Community Safety

Providing individuals with safer environments in which to live and work will have an impact on their lifestyle choices. Creating places where it is safe to walk or bike either as a means of transportation or simply for recreation provides a way to be physically active and promotes well-being. However, in order to encourage the use of sidewalks and shared-use paths, it is important to be sure that they are safe.

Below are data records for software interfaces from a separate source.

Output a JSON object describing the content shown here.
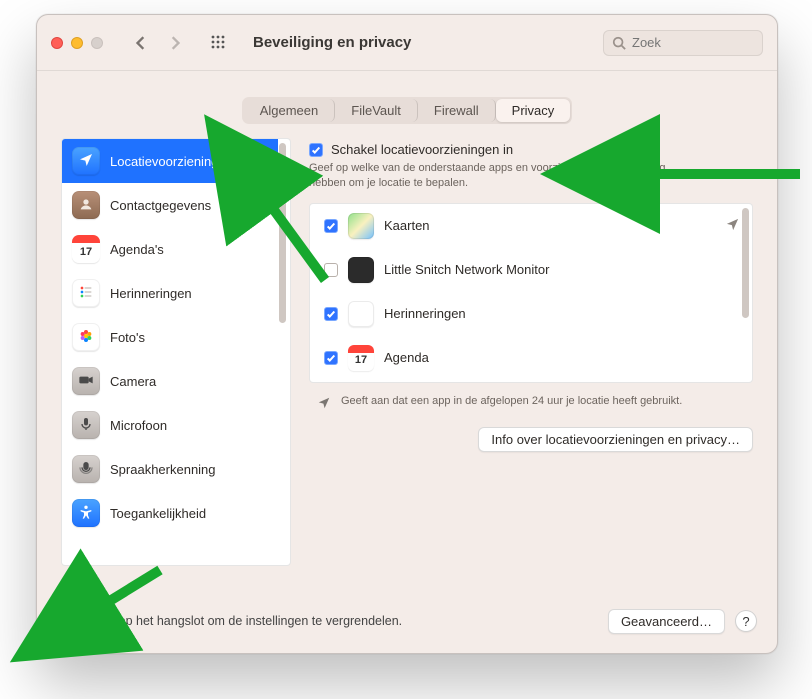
{
  "window": {
    "title": "Beveiliging en privacy"
  },
  "search": {
    "placeholder": "Zoek"
  },
  "tabs": [
    "Algemeen",
    "FileVault",
    "Firewall",
    "Privacy"
  ],
  "active_tab_index": 3,
  "sidebar": {
    "items": [
      {
        "label": "Locatievoorzieningen",
        "icon": "location",
        "selected": true
      },
      {
        "label": "Contactgegevens",
        "icon": "contacts"
      },
      {
        "label": "Agenda's",
        "icon": "calendar",
        "badge": "17"
      },
      {
        "label": "Herinneringen",
        "icon": "reminders"
      },
      {
        "label": "Foto's",
        "icon": "photos"
      },
      {
        "label": "Camera",
        "icon": "camera"
      },
      {
        "label": "Microfoon",
        "icon": "microphone"
      },
      {
        "label": "Spraakherkenning",
        "icon": "speech"
      },
      {
        "label": "Toegankelijkheid",
        "icon": "accessibility"
      }
    ]
  },
  "main": {
    "toggle_label": "Schakel locatievoorzieningen in",
    "toggle_checked": true,
    "description": "Geef op welke van de onderstaande apps en voorzieningen toestemming hebben om je locatie te bepalen.",
    "apps": [
      {
        "label": "Kaarten",
        "checked": true,
        "recent": true,
        "icon": "maps"
      },
      {
        "label": "Little Snitch Network Monitor",
        "checked": false,
        "recent": false,
        "icon": "littlesnitch"
      },
      {
        "label": "Herinneringen",
        "checked": true,
        "recent": false,
        "icon": "reminders"
      },
      {
        "label": "Agenda",
        "checked": true,
        "recent": false,
        "icon": "calendar",
        "badge": "17"
      }
    ],
    "legend": "Geeft aan dat een app in de afgelopen 24 uur je locatie heeft gebruikt.",
    "info_button": "Info over locatievoorzieningen en privacy…"
  },
  "footer": {
    "lock_text": "Klik op het hangslot om de instellingen te vergrendelen.",
    "advanced_button": "Geavanceerd…",
    "help": "?"
  }
}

Maintenance and safety are two of the main factors to consider in planning sidewalks and shared-use paths. Facilities should be designed with safety and accessibility in mind.  Once a trail, sidewalk, or pathway is designed and constructed, it must be properly maintained (e.g., vegetation management, snow removal, sign replacement, and ADA accessibility) to ensure the safety and security of users.  Communities need to address major safety issues of walkable infrastructure, which include pedestrian-safety conflicts, user conflicts, signage, and fear of crime.  Research shows that people may avoid use of a facility if there is a perception that it is unsafe, is poorly maintained, has low usage, and/or lacks a pleasant environment. The University of Delaware’s Institute for Public Administration highlights these concerns and ways to address safety and maintenance issues in a summary report.

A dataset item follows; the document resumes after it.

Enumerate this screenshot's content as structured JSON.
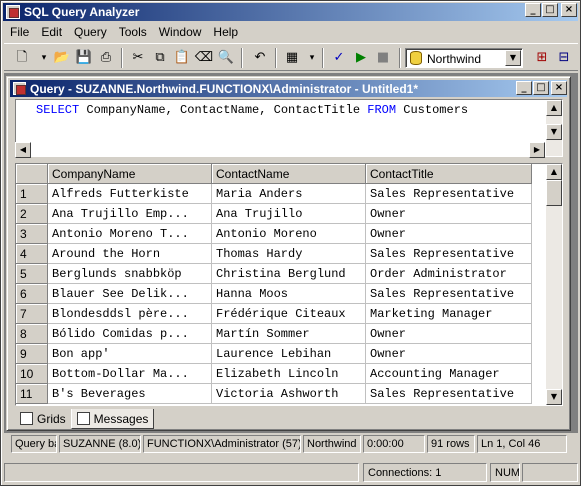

The Pedestrian and Bicycle Information Center also provides a number of resources, including ways to develop a pedestrian safe neighborhood, an image gallery that highlights problems and possible solutions in community designs, and even a way to find guest speakers on the issue of pedestrian and bike safety.